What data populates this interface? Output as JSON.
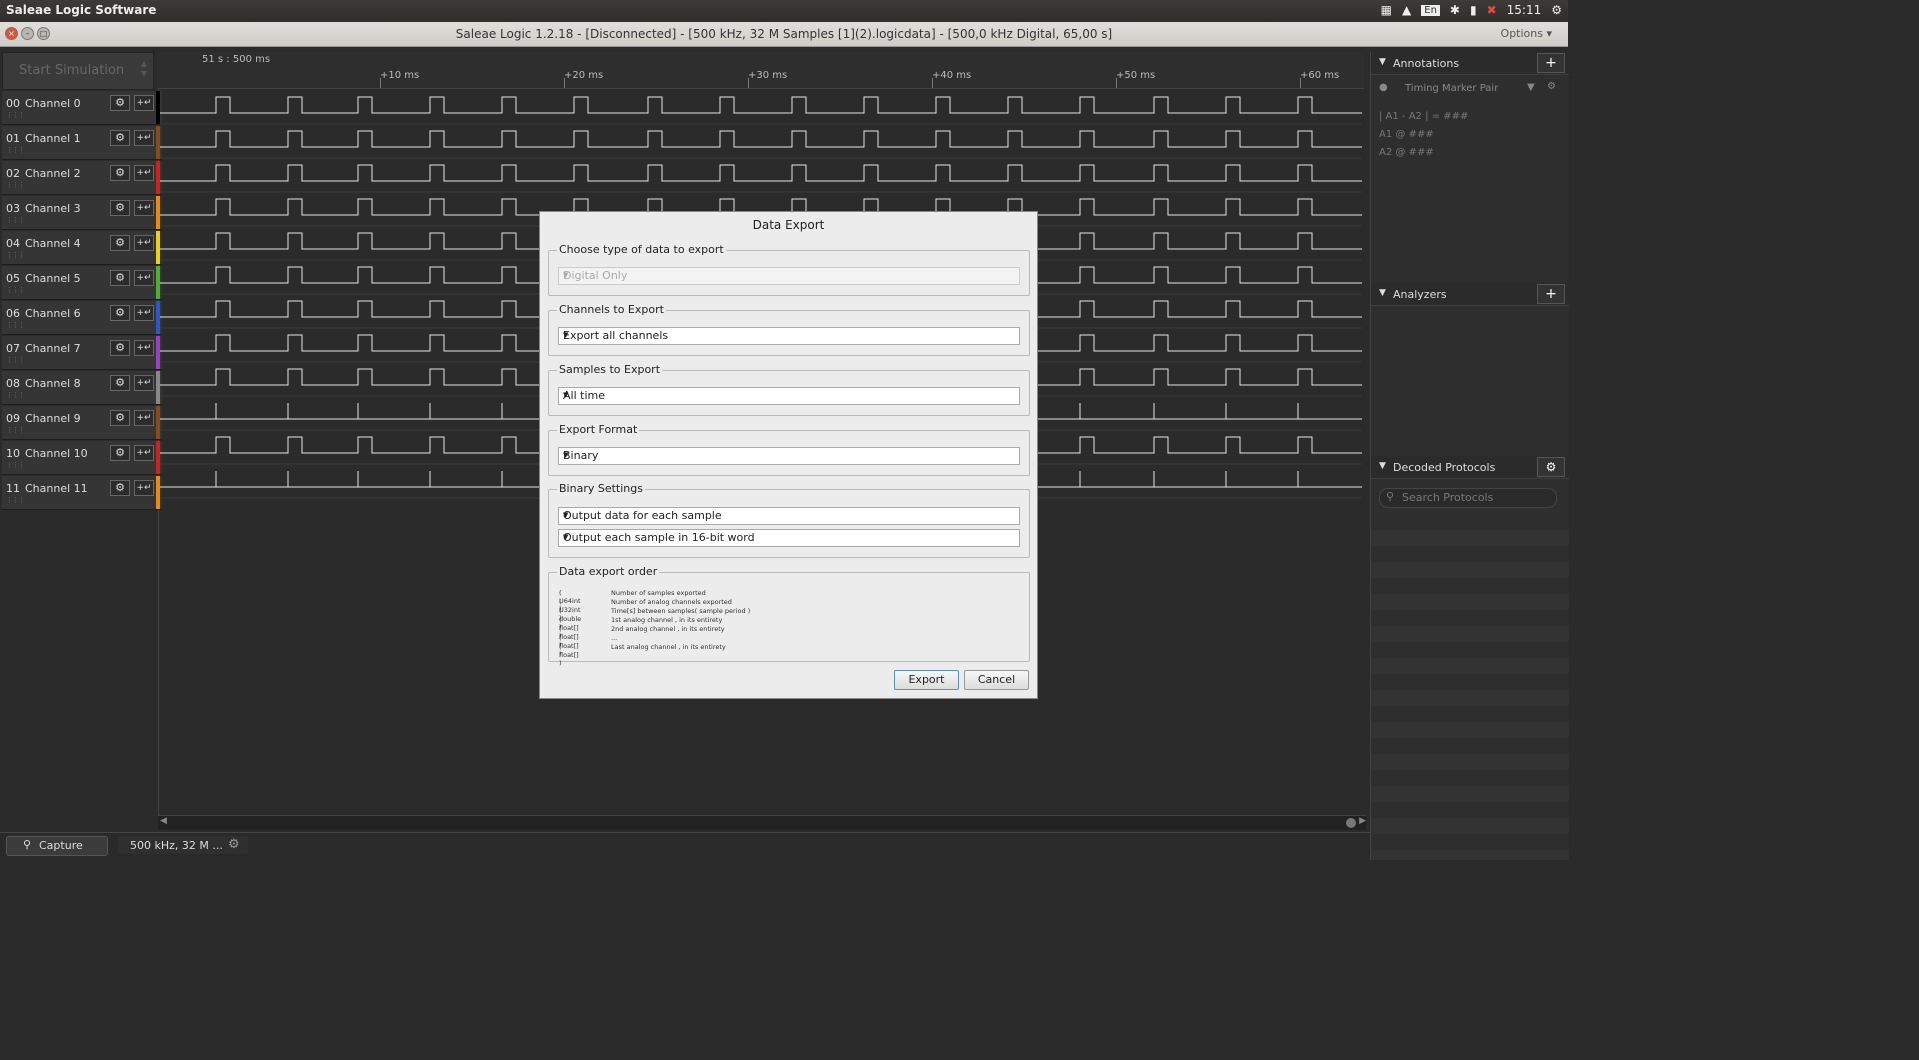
{
  "system": {
    "app_name": "Saleae Logic Software",
    "keyboard_layout": "En",
    "clock": "15:11"
  },
  "window": {
    "title": "Saleae Logic 1.2.18 - [Disconnected] - [500 kHz, 32 M Samples [1](2).logicdata] - [500,0 kHz Digital, 65,00 s]",
    "options_label": "Options ▾"
  },
  "toolbar": {
    "start_simulation": "Start Simulation"
  },
  "ruler": {
    "start_time": "51 s : 500 ms",
    "ticks": [
      "+10 ms",
      "+20 ms",
      "+30 ms",
      "+40 ms",
      "+50 ms",
      "+60 ms"
    ]
  },
  "channels": [
    {
      "num": "00",
      "name": "Channel 0",
      "color": "#000000"
    },
    {
      "num": "01",
      "name": "Channel 1",
      "color": "#8b4a1c"
    },
    {
      "num": "02",
      "name": "Channel 2",
      "color": "#d0201c"
    },
    {
      "num": "03",
      "name": "Channel 3",
      "color": "#e88a1a"
    },
    {
      "num": "04",
      "name": "Channel 4",
      "color": "#e8d11a"
    },
    {
      "num": "05",
      "name": "Channel 5",
      "color": "#4fae2c"
    },
    {
      "num": "06",
      "name": "Channel 6",
      "color": "#2b58c9"
    },
    {
      "num": "07",
      "name": "Channel 7",
      "color": "#9b3fc8"
    },
    {
      "num": "08",
      "name": "Channel 8",
      "color": "#888888"
    },
    {
      "num": "09",
      "name": "Channel 9",
      "color": "#8b4a1c"
    },
    {
      "num": "10",
      "name": "Channel 10",
      "color": "#d0201c"
    },
    {
      "num": "11",
      "name": "Channel 11",
      "color": "#e88a1a"
    }
  ],
  "bottom": {
    "capture_tab": "Capture",
    "session_tab": "500 kHz, 32 M ..."
  },
  "right_panel": {
    "annotations_title": "Annotations",
    "timing_marker": "Timing Marker Pair",
    "ann_line1": "| A1 - A2 | = ###",
    "ann_line2": "A1  @  ###",
    "ann_line3": "A2  @  ###",
    "analyzers_title": "Analyzers",
    "decoded_title": "Decoded Protocols",
    "search_placeholder": "Search Protocols"
  },
  "dialog": {
    "title": "Data Export",
    "type_legend": "Choose type of data to export",
    "type_value": "Digital Only",
    "channels_legend": "Channels to Export",
    "channels_value": "Export all channels",
    "samples_legend": "Samples to Export",
    "samples_value": "All time",
    "format_legend": "Export Format",
    "format_value": "Binary",
    "binary_legend": "Binary Settings",
    "binary_value1": "Output data for each sample",
    "binary_value2": "Output each sample in 16-bit word",
    "order_legend": "Data export order",
    "order_rows": [
      {
        "type": "( U64int )",
        "desc": "Number of samples exported"
      },
      {
        "type": "( U32int )",
        "desc": "Number of analog channels exported"
      },
      {
        "type": "( double )",
        "desc": "Time[s] between samples( sample period )"
      },
      {
        "type": "( float[] )",
        "desc": "1st analog channel , in its entirety"
      },
      {
        "type": "( float[] )",
        "desc": "2nd analog channel , in its entirety"
      },
      {
        "type": "( float[] )",
        "desc": "..."
      },
      {
        "type": "( float[] )",
        "desc": "Last analog channel , in its entirety"
      }
    ],
    "export_label": "Export",
    "cancel_label": "Cancel"
  }
}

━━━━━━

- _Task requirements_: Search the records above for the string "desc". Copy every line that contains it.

- _Answer box_:
        "desc": "Number of samples exported"
        "desc": "Number of analog channels exported"
        "desc": "Time[s] between samples( sample period )"
        "desc": "1st analog channel , in its entirety"
        "desc": "2nd analog channel , in its entirety"
        "desc": "..."
        "desc": "Last analog channel , in its entirety"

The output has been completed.